**Exercise:**
Make an exact copy of the entries below and leave any picture out of it.

- - -

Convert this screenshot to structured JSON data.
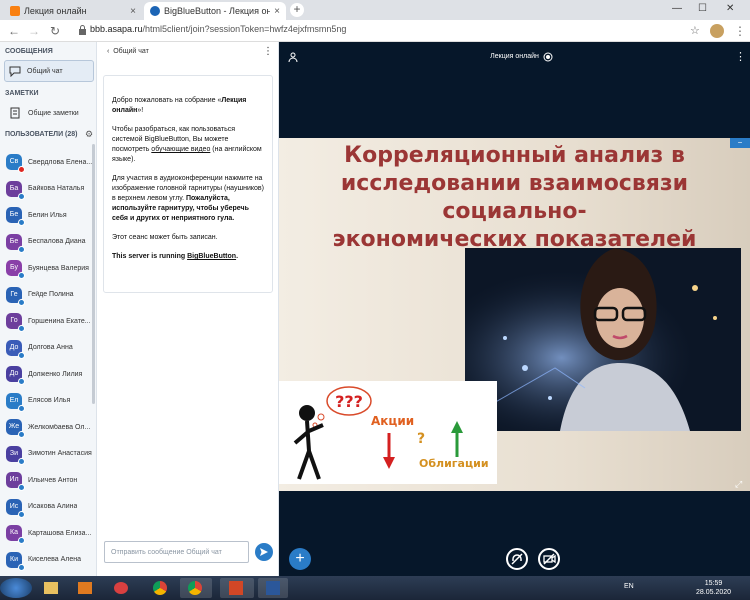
{
  "browser": {
    "tabs": [
      {
        "title": "Лекция онлайн"
      },
      {
        "title": "BigBlueButton - Лекция онлайн"
      }
    ],
    "url_host": "bbb.asapa.ru",
    "url_path": "/html5client/join?sessionToken=hwfz4ejxfmsmn5ng"
  },
  "sidebar": {
    "messages_title": "СООБЩЕНИЯ",
    "public_chat_label": "Общий чат",
    "notes_title": "ЗАМЕТКИ",
    "shared_notes_label": "Общие заметки",
    "users_title": "ПОЛЬЗОВАТЕЛИ (28)",
    "users": [
      {
        "initials": "Св",
        "name": "Свердлова Елена...",
        "color": "#2a7cc7",
        "mic": "red"
      },
      {
        "initials": "Ба",
        "name": "Байкова Наталья",
        "color": "#6d3e9c",
        "mic": "blue"
      },
      {
        "initials": "Бе",
        "name": "Белин Илья",
        "color": "#2a63b5",
        "mic": "blue"
      },
      {
        "initials": "Бе",
        "name": "Беспалова Диана",
        "color": "#7b3fa3",
        "mic": "blue"
      },
      {
        "initials": "Бу",
        "name": "Буянцева Валерия",
        "color": "#8a3fa8",
        "mic": "blue"
      },
      {
        "initials": "Ге",
        "name": "Гейде Полина",
        "color": "#2a63b5",
        "mic": "blue"
      },
      {
        "initials": "Го",
        "name": "Горшенина Екате...",
        "color": "#6d3e9c",
        "mic": "blue"
      },
      {
        "initials": "До",
        "name": "Долгова Анна",
        "color": "#3a5cb8",
        "mic": "blue"
      },
      {
        "initials": "До",
        "name": "Долженко Лилия",
        "color": "#4a3fa0",
        "mic": "blue"
      },
      {
        "initials": "Ел",
        "name": "Елясов Илья",
        "color": "#2a7cc7",
        "mic": "blue"
      },
      {
        "initials": "Же",
        "name": "Желкомбаева Ол...",
        "color": "#2a63b5",
        "mic": "blue"
      },
      {
        "initials": "Зи",
        "name": "Зимотин Анастасия",
        "color": "#4a3fa0",
        "mic": "blue"
      },
      {
        "initials": "Ил",
        "name": "Ильичев Антон",
        "color": "#6d3e9c",
        "mic": "blue"
      },
      {
        "initials": "Ис",
        "name": "Исакова Алина",
        "color": "#2a63b5",
        "mic": "blue"
      },
      {
        "initials": "Ка",
        "name": "Карташова Елиза...",
        "color": "#7b3fa3",
        "mic": "blue"
      },
      {
        "initials": "Ки",
        "name": "Киселева Алена",
        "color": "#2a63b5",
        "mic": "blue"
      }
    ]
  },
  "chat": {
    "header": "Общий чат",
    "welcome_1_pre": "Добро пожаловать на собрание «",
    "welcome_1_bold": "Лекция онлайн",
    "welcome_1_post": "»!",
    "welcome_2_pre": "Чтобы разобраться, как пользоваться системой BigBlueButton, Вы можете посмотреть ",
    "welcome_2_link": "обучающие видео",
    "welcome_2_post": " (на английском языке).",
    "welcome_3_pre": "Для участия в аудиоконференции нажмите на изображение головной гарнитуры (наушников) в верхнем левом углу. ",
    "welcome_3_bold": "Пожалуйста, используйте гарнитуру, чтобы уберечь себя и других от неприятного гула.",
    "welcome_4": "Этот сеанс может быть записан.",
    "welcome_5_pre": "This server is running ",
    "welcome_5_link": "BigBlueButton",
    "welcome_5_post": ".",
    "input_placeholder": "Отправить сообщение Общий чат"
  },
  "presentation": {
    "meeting_title": "Лекция онлайн",
    "slide_title_lines": [
      "Корреляционный анализ в",
      "исследовании взаимосвязи социально-",
      "экономических показателей"
    ],
    "cartoon_qmarks": "???",
    "cartoon_stocks": "Акции",
    "cartoon_question": "?",
    "cartoon_bonds": "Облигации"
  },
  "taskbar": {
    "lang": "EN",
    "time": "15:59",
    "date": "28.05.2020"
  }
}
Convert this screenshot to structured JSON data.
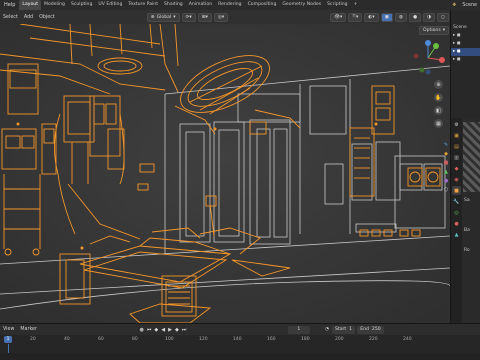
{
  "topbar": {
    "menus": [
      "Help"
    ],
    "workspaces": [
      {
        "label": "Layout",
        "active": true
      },
      {
        "label": "Modeling",
        "active": false
      },
      {
        "label": "Sculpting",
        "active": false
      },
      {
        "label": "UV Editing",
        "active": false
      },
      {
        "label": "Texture Paint",
        "active": false
      },
      {
        "label": "Shading",
        "active": false
      },
      {
        "label": "Animation",
        "active": false
      },
      {
        "label": "Rendering",
        "active": false
      },
      {
        "label": "Compositing",
        "active": false
      },
      {
        "label": "Geometry Nodes",
        "active": false
      },
      {
        "label": "Scripting",
        "active": false
      }
    ],
    "scene_label": "Scene"
  },
  "viewport_header": {
    "menus": [
      "Select",
      "Add",
      "Object"
    ],
    "orientation": "Global",
    "options_label": "Options"
  },
  "outliner": {
    "rows": [
      {
        "label": "Scene",
        "selected": false
      },
      {
        "label": "",
        "selected": false
      },
      {
        "label": "",
        "selected": false
      },
      {
        "label": "",
        "selected": true
      },
      {
        "label": "",
        "selected": false
      }
    ]
  },
  "properties": {
    "labels": [
      "Ba",
      "Ro",
      "Sa"
    ]
  },
  "timeline": {
    "menus": [
      "View",
      "Marker"
    ],
    "current_frame": "1",
    "start_label": "Start",
    "start_value": "1",
    "end_label": "End",
    "end_value": "250",
    "ticks": [
      "20",
      "40",
      "60",
      "80",
      "100",
      "120",
      "140",
      "160",
      "180",
      "200",
      "220",
      "240"
    ]
  },
  "colors": {
    "selection_orange": "#f5962a",
    "accent_blue": "#4772b3",
    "viewport_bg": "#3a3a3a"
  }
}
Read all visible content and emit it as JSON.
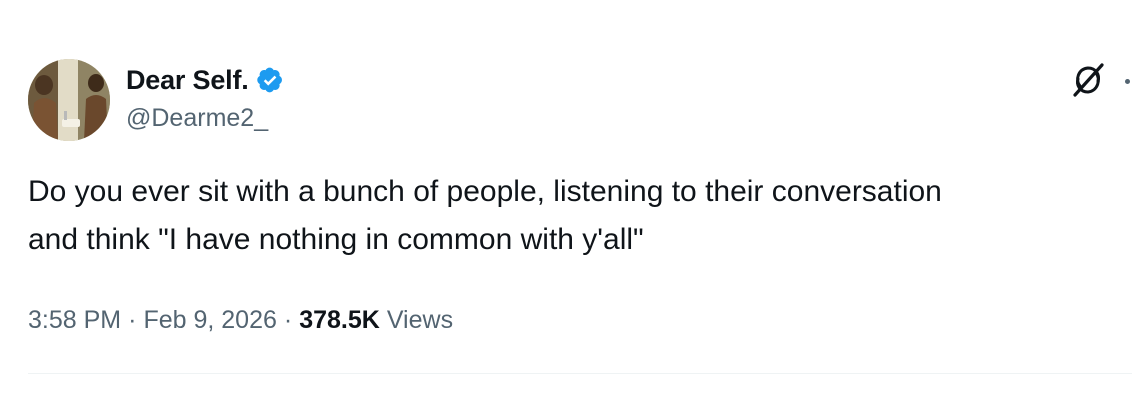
{
  "tweet": {
    "author": {
      "display_name": "Dear Self.",
      "handle": "@Dearme2_",
      "verified": true,
      "verified_icon": "verified-badge-icon",
      "avatar_icon": "avatar-photo"
    },
    "text": "Do you ever sit with a bunch of people, listening to their conversation\nand think \"I have nothing in common with y'all\"",
    "meta": {
      "time": "3:58 PM",
      "separator": "·",
      "date": "Feb 9, 2026",
      "views_count": "378.5K",
      "views_label": "Views"
    },
    "actions": {
      "grok_icon": "grok-icon",
      "more_icon": "more-icon"
    },
    "colors": {
      "text_primary": "#0f1419",
      "text_secondary": "#536471",
      "verified_blue": "#1d9bf0",
      "divider": "#eff3f4"
    }
  }
}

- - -

**Your response:**
Convert this screenshot to structured JSON data.
{
  "browser": {
    "tabs": [
      {
        "title": "Лекция онлайн"
      },
      {
        "title": "BigBlueButton - Лекция онлайн"
      }
    ],
    "url_host": "bbb.asapa.ru",
    "url_path": "/html5client/join?sessionToken=hwfz4ejxfmsmn5ng"
  },
  "sidebar": {
    "messages_title": "СООБЩЕНИЯ",
    "public_chat_label": "Общий чат",
    "notes_title": "ЗАМЕТКИ",
    "shared_notes_label": "Общие заметки",
    "users_title": "ПОЛЬЗОВАТЕЛИ (28)",
    "users": [
      {
        "initials": "Св",
        "name": "Свердлова Елена...",
        "color": "#2a7cc7",
        "mic": "red"
      },
      {
        "initials": "Ба",
        "name": "Байкова Наталья",
        "color": "#6d3e9c",
        "mic": "blue"
      },
      {
        "initials": "Бе",
        "name": "Белин Илья",
        "color": "#2a63b5",
        "mic": "blue"
      },
      {
        "initials": "Бе",
        "name": "Беспалова Диана",
        "color": "#7b3fa3",
        "mic": "blue"
      },
      {
        "initials": "Бу",
        "name": "Буянцева Валерия",
        "color": "#8a3fa8",
        "mic": "blue"
      },
      {
        "initials": "Ге",
        "name": "Гейде Полина",
        "color": "#2a63b5",
        "mic": "blue"
      },
      {
        "initials": "Го",
        "name": "Горшенина Екате...",
        "color": "#6d3e9c",
        "mic": "blue"
      },
      {
        "initials": "До",
        "name": "Долгова Анна",
        "color": "#3a5cb8",
        "mic": "blue"
      },
      {
        "initials": "До",
        "name": "Долженко Лилия",
        "color": "#4a3fa0",
        "mic": "blue"
      },
      {
        "initials": "Ел",
        "name": "Елясов Илья",
        "color": "#2a7cc7",
        "mic": "blue"
      },
      {
        "initials": "Же",
        "name": "Желкомбаева Ол...",
        "color": "#2a63b5",
        "mic": "blue"
      },
      {
        "initials": "Зи",
        "name": "Зимотин Анастасия",
        "color": "#4a3fa0",
        "mic": "blue"
      },
      {
        "initials": "Ил",
        "name": "Ильичев Антон",
        "color": "#6d3e9c",
        "mic": "blue"
      },
      {
        "initials": "Ис",
        "name": "Исакова Алина",
        "color": "#2a63b5",
        "mic": "blue"
      },
      {
        "initials": "Ка",
        "name": "Карташова Елиза...",
        "color": "#7b3fa3",
        "mic": "blue"
      },
      {
        "initials": "Ки",
        "name": "Киселева Алена",
        "color": "#2a63b5",
        "mic": "blue"
      }
    ]
  },
  "chat": {
    "header": "Общий чат",
    "welcome_1_pre": "Добро пожаловать на собрание «",
    "welcome_1_bold": "Лекция онлайн",
    "welcome_1_post": "»!",
    "welcome_2_pre": "Чтобы разобраться, как пользоваться системой BigBlueButton, Вы можете посмотреть ",
    "welcome_2_link": "обучающие видео",
    "welcome_2_post": " (на английском языке).",
    "welcome_3_pre": "Для участия в аудиоконференции нажмите на изображение головной гарнитуры (наушников) в верхнем левом углу. ",
    "welcome_3_bold": "Пожалуйста, используйте гарнитуру, чтобы уберечь себя и других от неприятного гула.",
    "welcome_4": "Этот сеанс может быть записан.",
    "welcome_5_pre": "This server is running ",
    "welcome_5_link": "BigBlueButton",
    "welcome_5_post": ".",
    "input_placeholder": "Отправить сообщение Общий чат"
  },
  "presentation": {
    "meeting_title": "Лекция онлайн",
    "slide_title_lines": [
      "Корреляционный анализ в",
      "исследовании взаимосвязи социально-",
      "экономических показателей"
    ],
    "cartoon_qmarks": "???",
    "cartoon_stocks": "Акции",
    "cartoon_question": "?",
    "cartoon_bonds": "Облигации"
  },
  "taskbar": {
    "lang": "EN",
    "time": "15:59",
    "date": "28.05.2020"
  }
}
Convert this screenshot to structured JSON data.
{
  "topbar": {
    "menus": [
      "Help"
    ],
    "workspaces": [
      {
        "label": "Layout",
        "active": true
      },
      {
        "label": "Modeling",
        "active": false
      },
      {
        "label": "Sculpting",
        "active": false
      },
      {
        "label": "UV Editing",
        "active": false
      },
      {
        "label": "Texture Paint",
        "active": false
      },
      {
        "label": "Shading",
        "active": false
      },
      {
        "label": "Animation",
        "active": false
      },
      {
        "label": "Rendering",
        "active": false
      },
      {
        "label": "Compositing",
        "active": false
      },
      {
        "label": "Geometry Nodes",
        "active": false
      },
      {
        "label": "Scripting",
        "active": false
      }
    ],
    "scene_label": "Scene"
  },
  "viewport_header": {
    "menus": [
      "Select",
      "Add",
      "Object"
    ],
    "orientation": "Global",
    "options_label": "Options"
  },
  "outliner": {
    "rows": [
      {
        "label": "Scene",
        "selected": false
      },
      {
        "label": "",
        "selected": false
      },
      {
        "label": "",
        "selected": false
      },
      {
        "label": "",
        "selected": true
      },
      {
        "label": "",
        "selected": false
      }
    ]
  },
  "properties": {
    "labels": [
      "Ba",
      "Ro",
      "Sa"
    ]
  },
  "timeline": {
    "menus": [
      "View",
      "Marker"
    ],
    "current_frame": "1",
    "start_label": "Start",
    "start_value": "1",
    "end_label": "End",
    "end_value": "250",
    "ticks": [
      "20",
      "40",
      "60",
      "80",
      "100",
      "120",
      "140",
      "160",
      "180",
      "200",
      "220",
      "240"
    ]
  },
  "colors": {
    "selection_orange": "#f5962a",
    "accent_blue": "#4772b3",
    "viewport_bg": "#3a3a3a"
  }
}
Read all visible content and emit it as JSON.
{
  "tweet": {
    "author": {
      "display_name": "Dear Self.",
      "handle": "@Dearme2_",
      "verified": true,
      "verified_icon": "verified-badge-icon",
      "avatar_icon": "avatar-photo"
    },
    "text": "Do you ever sit with a bunch of people, listening to their conversation\nand think \"I have nothing in common with y'all\"",
    "meta": {
      "time": "3:58 PM",
      "separator": "·",
      "date": "Feb 9, 2026",
      "views_count": "378.5K",
      "views_label": "Views"
    },
    "actions": {
      "grok_icon": "grok-icon",
      "more_icon": "more-icon"
    },
    "colors": {
      "text_primary": "#0f1419",
      "text_secondary": "#536471",
      "verified_blue": "#1d9bf0",
      "divider": "#eff3f4"
    }
  }
}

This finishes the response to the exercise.